Director: Alan Parker
The Jeffersons (1975–1985)
It is 2045, and Los Angeles has been turned into a giant penal colony, the population of the world so great that every human is treated like a criminal before they’ve even done anything, the greatest crime of all being procreation. George and Weezie Jefferson are held in Complex 222, a huge living facility in Downtown LA. The only sliver of hope for a better life is to participate in a combat tournament held every ten years within each complex, the select few that win being flown to Catalina Island, AKA – “The Pie”, to live the remainder of their lives in peace and comfort. The only way to win is to fight your way from floor-to-floor against your fellow tenants, movin’ on up until there are only two – who face each other in combat to the death to reach the helipad, and the world beyond. George and Weezie fight together to break the system, destroy their enemies, and escape as a couple to freedom.

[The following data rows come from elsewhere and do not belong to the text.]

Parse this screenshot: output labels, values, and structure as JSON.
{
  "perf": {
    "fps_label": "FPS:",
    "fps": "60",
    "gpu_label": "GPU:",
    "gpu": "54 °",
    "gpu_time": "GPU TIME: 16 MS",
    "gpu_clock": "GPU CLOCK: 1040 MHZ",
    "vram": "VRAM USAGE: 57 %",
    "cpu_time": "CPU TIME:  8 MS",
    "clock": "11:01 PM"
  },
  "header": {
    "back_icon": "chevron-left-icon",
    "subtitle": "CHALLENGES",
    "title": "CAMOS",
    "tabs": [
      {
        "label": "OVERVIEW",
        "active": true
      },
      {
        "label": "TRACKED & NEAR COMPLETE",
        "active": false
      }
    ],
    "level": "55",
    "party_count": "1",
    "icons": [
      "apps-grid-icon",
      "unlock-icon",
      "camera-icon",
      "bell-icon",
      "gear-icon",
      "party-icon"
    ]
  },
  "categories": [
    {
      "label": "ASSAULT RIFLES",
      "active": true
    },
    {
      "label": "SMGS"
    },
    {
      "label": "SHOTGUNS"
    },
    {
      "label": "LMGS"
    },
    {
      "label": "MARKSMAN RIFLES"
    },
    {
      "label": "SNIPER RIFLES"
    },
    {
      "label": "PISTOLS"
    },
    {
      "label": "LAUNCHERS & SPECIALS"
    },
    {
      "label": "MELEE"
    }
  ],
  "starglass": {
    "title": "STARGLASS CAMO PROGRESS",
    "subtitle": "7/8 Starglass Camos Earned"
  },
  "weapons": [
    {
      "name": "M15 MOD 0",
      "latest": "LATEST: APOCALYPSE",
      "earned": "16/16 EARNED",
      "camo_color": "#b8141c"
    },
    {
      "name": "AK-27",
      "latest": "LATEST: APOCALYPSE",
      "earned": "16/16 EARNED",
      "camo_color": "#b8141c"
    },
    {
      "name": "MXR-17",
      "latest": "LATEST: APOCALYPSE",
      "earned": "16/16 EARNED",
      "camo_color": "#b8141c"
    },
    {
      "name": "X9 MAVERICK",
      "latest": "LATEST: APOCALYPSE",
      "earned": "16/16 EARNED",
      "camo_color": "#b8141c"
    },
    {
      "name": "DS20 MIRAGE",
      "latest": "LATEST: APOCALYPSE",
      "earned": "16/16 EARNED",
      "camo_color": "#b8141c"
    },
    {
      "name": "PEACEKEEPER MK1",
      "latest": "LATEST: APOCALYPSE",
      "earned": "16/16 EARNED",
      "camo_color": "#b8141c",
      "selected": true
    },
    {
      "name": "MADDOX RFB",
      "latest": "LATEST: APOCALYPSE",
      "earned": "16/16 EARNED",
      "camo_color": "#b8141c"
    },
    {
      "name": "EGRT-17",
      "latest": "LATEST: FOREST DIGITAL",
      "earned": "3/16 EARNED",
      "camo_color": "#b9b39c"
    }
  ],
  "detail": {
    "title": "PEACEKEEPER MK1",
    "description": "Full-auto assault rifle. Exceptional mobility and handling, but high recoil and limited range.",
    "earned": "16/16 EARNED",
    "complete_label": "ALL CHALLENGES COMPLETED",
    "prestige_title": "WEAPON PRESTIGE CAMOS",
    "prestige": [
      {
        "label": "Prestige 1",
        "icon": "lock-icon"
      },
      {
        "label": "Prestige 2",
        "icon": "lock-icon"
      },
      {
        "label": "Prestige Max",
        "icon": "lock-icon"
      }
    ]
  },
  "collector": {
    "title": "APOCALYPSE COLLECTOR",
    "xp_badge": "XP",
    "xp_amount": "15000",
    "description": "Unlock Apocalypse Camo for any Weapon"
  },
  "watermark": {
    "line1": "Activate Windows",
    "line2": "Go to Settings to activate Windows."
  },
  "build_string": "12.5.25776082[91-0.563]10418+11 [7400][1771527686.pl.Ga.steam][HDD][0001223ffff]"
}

Director: Paul Michael Glaser
Night Court (1984)
Supreme Court Judge Harry Stone has notoriously cast the final vote on keeping the legalization of gay marriage out of The Constitution. While walking to his car, a woman throws a bottle at him from an apartment window, knocking Harry unconscious. He wakes in the apartment of a man named Bull Shannon, who felt compelled to take him in. All Stone recalls is the job he first pulled out of college, working small claims on the midnight shift at a courthouse in Houston, Texas. Harry insists on being taken in the hopes of finding someone who may know who he is, and they embark on a cross country jaunt – the now empty slate of Harry being filled with the unique characters he meets as they drive. Along the way, Harry and Bull begin planting the seeds of sweet, sweet love – but with the memory of Harry returning bit by bit as they get closer to their destination, can it possibly last?
Director: Garry Marshall
Mr. Belvedere (1985)
When the Owens family puts an advertisement out for a butler, they have no idea that they will have soon unleashed the ultimate evil into their remote and lavish mansion. Mr. Belvedere, a seemingly mild-mannered English gentleman, is given a two day trial period to see if he is a good fit for the family – but the two days turn into a trial, of terror. Belvedere, a sociopath of the highest order, drugs the family during high tea. When they wake, the house is boarded shut, turned into a puzzle of death – and they soon find they are the hunted, and the butler is the hunter. Belvedere is serving death, on the finest china.
My Two Dads (1987)
Roommates Michael and Joey are remarkably labeled as genetic matches for the seventeen year old daughter of the recently departed woman they both dated years ago. They take the job as joint fathers seriously, providing a safe and loving home for their new daughter, Nicole. When on her eighteenth birthday they are informed that the testing was botched, and neither are the father – an uneasy love triangle forms between them all. Upon the three consummating the relationship, they are contacted again – the false positive not being false after-all. Suddenly a hole is torn in the space/time continuum, and future Nicole steps into their bedroom from another dimension, to inform them that they are in fact related – she is their mother. Young Nicole tears off her face to reveal her true reptilian features.
Laser gun fight.
Director: Uwe Boll